  1. Major Landlord

    This is more statistical eyewash from Findaproperty:

    – what percentage of the agent-controlled rental market do they represent? By no means all . . .
    – asking rentals and agreed rentals are not the same thing, and they have no idea of what the REAL achieved rentals are . . .
    – I own ONLY houses, and ALL my rents have been increasing during the past 12 months
    – even if flat rents are rising, they need to in order to offset the much higher cost of operating flats due to high (and often excessive) maintenance charges
    – the yields of flats vs. houses may look better until you factor in the maintenance costs. Most flats cost a minimum of £1000 pa in charges, without anything more than minor running repairs, and with inflated extra costs for any real repair or maintenance work. A comparable house, even well maintained, will NEVER cost as much.
    – finally, as I always say of ANY stats in housing, what do averages mean? Answer: NOTHING. Even two “identical” neighbouring properties in the same street will sell or rent for different amounts, so how can you say that the average rent for houses is falling, if you can’t analyse the sample and ensure you are comparing like with like?

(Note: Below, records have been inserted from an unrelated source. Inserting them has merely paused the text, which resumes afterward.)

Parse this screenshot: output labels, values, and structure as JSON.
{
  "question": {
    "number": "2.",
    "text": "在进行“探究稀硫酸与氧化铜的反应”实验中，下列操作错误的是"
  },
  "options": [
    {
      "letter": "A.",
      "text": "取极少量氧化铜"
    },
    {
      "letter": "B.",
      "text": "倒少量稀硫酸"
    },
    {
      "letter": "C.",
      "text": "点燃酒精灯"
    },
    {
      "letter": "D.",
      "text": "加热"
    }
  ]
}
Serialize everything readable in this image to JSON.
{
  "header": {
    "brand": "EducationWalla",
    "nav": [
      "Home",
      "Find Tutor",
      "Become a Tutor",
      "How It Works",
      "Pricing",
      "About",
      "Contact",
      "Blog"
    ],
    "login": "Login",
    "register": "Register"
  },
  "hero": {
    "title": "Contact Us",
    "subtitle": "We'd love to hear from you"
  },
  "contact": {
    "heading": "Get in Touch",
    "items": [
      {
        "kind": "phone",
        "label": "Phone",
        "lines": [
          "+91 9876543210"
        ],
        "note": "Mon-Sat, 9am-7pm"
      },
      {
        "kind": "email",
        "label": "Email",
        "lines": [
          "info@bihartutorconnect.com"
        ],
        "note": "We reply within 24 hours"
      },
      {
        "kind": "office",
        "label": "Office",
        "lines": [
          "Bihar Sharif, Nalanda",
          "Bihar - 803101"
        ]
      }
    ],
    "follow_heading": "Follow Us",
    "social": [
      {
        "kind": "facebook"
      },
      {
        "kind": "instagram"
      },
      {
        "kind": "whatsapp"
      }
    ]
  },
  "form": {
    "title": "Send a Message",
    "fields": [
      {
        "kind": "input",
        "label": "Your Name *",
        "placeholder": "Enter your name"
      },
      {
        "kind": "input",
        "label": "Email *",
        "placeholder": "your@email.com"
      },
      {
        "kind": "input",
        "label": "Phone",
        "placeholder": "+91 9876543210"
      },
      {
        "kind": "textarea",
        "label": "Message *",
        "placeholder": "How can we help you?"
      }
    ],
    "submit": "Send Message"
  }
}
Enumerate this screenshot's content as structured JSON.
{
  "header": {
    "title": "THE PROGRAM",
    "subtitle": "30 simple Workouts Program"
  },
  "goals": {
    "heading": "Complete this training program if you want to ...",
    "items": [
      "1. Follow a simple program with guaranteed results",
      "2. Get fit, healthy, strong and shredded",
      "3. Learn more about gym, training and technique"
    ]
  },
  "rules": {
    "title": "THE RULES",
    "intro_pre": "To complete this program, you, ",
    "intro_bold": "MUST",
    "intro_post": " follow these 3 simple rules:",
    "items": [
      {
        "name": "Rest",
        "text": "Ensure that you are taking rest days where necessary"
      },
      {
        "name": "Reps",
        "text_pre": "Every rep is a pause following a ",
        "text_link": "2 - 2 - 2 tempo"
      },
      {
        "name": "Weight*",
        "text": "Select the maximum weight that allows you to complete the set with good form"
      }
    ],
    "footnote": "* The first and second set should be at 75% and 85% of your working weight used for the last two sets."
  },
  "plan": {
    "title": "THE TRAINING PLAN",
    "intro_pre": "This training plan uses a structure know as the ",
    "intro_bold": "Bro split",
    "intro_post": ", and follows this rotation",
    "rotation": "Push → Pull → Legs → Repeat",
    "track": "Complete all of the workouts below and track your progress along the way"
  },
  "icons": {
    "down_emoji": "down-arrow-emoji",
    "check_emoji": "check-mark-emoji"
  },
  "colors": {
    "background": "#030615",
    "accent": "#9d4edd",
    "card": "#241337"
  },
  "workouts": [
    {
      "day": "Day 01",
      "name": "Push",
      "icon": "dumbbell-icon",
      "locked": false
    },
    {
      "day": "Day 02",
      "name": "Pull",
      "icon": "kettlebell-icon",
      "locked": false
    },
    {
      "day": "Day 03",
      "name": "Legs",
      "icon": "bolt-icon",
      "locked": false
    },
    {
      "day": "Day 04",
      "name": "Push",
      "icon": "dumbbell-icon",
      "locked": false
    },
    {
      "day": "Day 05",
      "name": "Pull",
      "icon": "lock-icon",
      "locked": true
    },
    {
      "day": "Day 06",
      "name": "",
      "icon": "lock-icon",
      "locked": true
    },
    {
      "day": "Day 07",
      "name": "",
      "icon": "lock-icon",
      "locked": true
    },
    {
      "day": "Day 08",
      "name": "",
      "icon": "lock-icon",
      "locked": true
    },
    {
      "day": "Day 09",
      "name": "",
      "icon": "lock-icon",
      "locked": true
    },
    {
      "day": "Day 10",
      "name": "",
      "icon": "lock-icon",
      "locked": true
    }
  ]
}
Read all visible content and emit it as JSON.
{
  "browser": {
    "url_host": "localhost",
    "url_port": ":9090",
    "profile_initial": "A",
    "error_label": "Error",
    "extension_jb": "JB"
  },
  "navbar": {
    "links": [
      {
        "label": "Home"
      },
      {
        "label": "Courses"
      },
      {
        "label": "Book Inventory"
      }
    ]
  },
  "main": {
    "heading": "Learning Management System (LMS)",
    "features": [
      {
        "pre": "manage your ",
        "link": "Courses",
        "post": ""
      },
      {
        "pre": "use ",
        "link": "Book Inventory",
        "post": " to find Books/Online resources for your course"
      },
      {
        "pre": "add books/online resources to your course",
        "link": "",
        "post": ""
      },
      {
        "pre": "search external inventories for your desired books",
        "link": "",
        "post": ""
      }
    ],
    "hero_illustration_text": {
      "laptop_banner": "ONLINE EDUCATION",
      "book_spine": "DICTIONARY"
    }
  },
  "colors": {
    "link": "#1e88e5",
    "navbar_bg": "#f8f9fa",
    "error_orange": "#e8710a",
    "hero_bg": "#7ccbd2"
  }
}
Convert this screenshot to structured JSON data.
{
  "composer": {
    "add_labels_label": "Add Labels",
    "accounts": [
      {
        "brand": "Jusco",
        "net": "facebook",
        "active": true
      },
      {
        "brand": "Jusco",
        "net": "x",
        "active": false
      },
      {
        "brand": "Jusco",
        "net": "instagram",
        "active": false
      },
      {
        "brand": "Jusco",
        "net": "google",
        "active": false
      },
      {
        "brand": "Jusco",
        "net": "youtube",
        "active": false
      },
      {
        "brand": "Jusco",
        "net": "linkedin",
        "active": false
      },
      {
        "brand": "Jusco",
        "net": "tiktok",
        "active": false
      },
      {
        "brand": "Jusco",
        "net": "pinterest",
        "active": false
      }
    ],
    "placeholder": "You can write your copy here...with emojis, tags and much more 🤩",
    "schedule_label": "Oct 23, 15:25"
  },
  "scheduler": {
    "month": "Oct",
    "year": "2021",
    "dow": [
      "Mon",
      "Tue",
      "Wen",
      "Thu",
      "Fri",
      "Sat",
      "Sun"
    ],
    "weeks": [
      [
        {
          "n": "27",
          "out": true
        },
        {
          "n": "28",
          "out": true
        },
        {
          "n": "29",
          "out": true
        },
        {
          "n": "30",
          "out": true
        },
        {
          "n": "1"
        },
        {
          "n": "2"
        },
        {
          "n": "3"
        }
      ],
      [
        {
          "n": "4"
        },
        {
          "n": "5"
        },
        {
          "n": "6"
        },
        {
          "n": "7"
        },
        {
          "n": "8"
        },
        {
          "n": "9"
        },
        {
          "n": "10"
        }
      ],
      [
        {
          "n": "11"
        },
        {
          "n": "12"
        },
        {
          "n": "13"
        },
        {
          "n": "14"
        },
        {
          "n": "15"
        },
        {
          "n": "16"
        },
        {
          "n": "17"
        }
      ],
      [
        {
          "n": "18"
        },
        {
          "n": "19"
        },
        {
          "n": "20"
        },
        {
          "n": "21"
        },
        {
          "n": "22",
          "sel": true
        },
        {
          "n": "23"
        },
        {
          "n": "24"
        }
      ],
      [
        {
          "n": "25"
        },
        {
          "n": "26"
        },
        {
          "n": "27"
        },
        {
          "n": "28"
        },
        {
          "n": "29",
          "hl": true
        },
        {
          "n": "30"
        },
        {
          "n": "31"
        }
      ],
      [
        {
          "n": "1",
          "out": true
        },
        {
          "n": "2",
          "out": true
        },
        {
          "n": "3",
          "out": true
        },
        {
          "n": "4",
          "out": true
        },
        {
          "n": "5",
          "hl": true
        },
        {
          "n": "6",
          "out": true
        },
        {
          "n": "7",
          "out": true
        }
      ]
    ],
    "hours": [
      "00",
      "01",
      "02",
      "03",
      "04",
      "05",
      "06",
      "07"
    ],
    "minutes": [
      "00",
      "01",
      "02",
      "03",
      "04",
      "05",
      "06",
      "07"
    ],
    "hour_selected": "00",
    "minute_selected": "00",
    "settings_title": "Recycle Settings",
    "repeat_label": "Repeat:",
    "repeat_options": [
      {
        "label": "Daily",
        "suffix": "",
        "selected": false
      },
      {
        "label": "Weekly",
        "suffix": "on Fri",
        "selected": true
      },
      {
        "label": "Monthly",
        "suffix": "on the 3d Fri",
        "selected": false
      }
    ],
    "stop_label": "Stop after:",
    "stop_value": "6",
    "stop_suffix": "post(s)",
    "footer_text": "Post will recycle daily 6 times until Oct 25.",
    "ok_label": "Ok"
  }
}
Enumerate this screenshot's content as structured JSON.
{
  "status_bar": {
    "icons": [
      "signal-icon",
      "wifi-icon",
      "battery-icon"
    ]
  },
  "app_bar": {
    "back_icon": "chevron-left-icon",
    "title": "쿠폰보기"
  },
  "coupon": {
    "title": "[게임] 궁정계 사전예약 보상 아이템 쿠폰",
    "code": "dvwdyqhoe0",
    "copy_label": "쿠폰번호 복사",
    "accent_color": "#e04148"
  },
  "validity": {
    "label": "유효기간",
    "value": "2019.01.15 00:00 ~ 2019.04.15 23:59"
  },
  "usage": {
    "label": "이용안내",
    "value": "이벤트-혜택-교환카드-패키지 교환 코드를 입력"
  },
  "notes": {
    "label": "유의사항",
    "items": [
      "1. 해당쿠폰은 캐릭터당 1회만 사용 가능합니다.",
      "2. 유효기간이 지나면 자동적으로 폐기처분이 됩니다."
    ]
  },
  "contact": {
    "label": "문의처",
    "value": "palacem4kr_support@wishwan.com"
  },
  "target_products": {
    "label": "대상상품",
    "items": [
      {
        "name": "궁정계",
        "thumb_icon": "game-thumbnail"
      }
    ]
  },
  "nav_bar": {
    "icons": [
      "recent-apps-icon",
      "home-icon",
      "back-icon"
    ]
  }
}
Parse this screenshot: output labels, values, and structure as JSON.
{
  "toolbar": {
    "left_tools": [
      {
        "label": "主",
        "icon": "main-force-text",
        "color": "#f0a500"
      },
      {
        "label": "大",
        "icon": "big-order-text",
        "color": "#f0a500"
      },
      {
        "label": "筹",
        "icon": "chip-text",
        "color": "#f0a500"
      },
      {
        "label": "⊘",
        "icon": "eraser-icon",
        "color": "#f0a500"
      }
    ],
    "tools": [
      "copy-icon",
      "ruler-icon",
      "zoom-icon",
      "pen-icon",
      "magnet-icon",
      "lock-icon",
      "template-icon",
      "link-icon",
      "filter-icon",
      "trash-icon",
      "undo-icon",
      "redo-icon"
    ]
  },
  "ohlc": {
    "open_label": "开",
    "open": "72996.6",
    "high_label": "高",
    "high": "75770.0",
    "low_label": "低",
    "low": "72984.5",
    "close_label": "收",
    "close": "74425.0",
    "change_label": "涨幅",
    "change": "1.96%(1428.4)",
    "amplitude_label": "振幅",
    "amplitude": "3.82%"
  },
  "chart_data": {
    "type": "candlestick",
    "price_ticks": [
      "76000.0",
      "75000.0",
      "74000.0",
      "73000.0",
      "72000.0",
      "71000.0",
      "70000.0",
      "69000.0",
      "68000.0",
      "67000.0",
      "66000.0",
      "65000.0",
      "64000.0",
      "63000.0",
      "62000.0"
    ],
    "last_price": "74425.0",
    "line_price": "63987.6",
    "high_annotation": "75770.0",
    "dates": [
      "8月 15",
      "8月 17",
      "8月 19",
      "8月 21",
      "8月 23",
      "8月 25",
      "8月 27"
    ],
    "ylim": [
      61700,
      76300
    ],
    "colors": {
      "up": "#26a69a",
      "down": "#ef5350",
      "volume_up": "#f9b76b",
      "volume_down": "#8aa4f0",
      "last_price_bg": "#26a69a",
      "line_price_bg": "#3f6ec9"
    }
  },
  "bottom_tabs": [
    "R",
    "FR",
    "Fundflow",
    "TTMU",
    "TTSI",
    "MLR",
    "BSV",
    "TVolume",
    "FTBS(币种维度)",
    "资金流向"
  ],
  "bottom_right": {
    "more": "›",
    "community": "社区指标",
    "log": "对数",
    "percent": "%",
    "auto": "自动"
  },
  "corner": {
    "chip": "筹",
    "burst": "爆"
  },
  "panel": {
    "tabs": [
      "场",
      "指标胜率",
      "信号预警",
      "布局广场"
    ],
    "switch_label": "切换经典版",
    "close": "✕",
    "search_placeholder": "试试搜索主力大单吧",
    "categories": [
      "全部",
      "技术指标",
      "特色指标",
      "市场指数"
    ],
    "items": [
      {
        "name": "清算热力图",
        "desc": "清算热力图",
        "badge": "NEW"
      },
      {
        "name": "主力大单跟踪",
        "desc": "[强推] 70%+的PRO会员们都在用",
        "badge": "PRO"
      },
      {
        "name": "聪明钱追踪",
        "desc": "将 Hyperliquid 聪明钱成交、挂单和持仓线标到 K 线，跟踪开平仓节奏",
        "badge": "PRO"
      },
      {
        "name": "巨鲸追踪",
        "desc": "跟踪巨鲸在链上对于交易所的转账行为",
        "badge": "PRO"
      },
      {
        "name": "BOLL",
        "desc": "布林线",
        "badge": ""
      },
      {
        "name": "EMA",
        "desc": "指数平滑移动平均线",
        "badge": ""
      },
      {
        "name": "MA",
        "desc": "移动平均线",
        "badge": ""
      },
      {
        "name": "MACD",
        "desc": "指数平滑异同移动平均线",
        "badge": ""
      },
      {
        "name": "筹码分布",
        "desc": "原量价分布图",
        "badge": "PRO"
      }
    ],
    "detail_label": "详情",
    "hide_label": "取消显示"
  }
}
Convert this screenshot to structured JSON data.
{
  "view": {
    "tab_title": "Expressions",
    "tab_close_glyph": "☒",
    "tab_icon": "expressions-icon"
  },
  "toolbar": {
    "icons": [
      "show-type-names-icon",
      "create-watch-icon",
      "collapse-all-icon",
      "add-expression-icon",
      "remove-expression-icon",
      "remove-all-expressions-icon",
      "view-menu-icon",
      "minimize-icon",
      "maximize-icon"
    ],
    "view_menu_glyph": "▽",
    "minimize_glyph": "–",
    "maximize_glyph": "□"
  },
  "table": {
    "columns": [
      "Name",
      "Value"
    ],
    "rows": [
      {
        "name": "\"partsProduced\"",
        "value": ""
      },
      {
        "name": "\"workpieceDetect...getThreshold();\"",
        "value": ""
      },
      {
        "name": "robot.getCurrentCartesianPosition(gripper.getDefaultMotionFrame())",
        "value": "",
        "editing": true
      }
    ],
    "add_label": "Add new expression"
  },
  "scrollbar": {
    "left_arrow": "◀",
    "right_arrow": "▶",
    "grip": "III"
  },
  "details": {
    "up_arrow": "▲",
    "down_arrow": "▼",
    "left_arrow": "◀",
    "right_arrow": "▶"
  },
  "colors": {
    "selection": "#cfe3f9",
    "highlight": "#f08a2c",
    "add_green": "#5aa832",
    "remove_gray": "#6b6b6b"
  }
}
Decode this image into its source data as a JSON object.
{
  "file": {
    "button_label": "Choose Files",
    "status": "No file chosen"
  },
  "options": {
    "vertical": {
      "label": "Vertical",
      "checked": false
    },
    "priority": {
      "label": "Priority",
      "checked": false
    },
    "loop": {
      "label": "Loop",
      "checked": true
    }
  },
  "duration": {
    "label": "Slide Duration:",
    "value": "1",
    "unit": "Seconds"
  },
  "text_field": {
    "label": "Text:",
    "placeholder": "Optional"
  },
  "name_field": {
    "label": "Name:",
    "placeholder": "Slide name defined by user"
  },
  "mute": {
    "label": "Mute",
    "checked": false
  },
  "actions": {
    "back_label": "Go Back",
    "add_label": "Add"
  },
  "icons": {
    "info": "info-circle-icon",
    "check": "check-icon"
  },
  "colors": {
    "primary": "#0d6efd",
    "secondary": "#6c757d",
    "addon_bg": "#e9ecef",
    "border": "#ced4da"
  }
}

    When will Findaproperty stop pumping out this self-serving garbage, in a bid to look important and influential? Much of it is misleading, and some is even potentially damaging to the very people who pay to advertise with them. I suggest they shut up and get on with the work they are paid to do, and leave the figuring to those of us who actually know what we are talking about.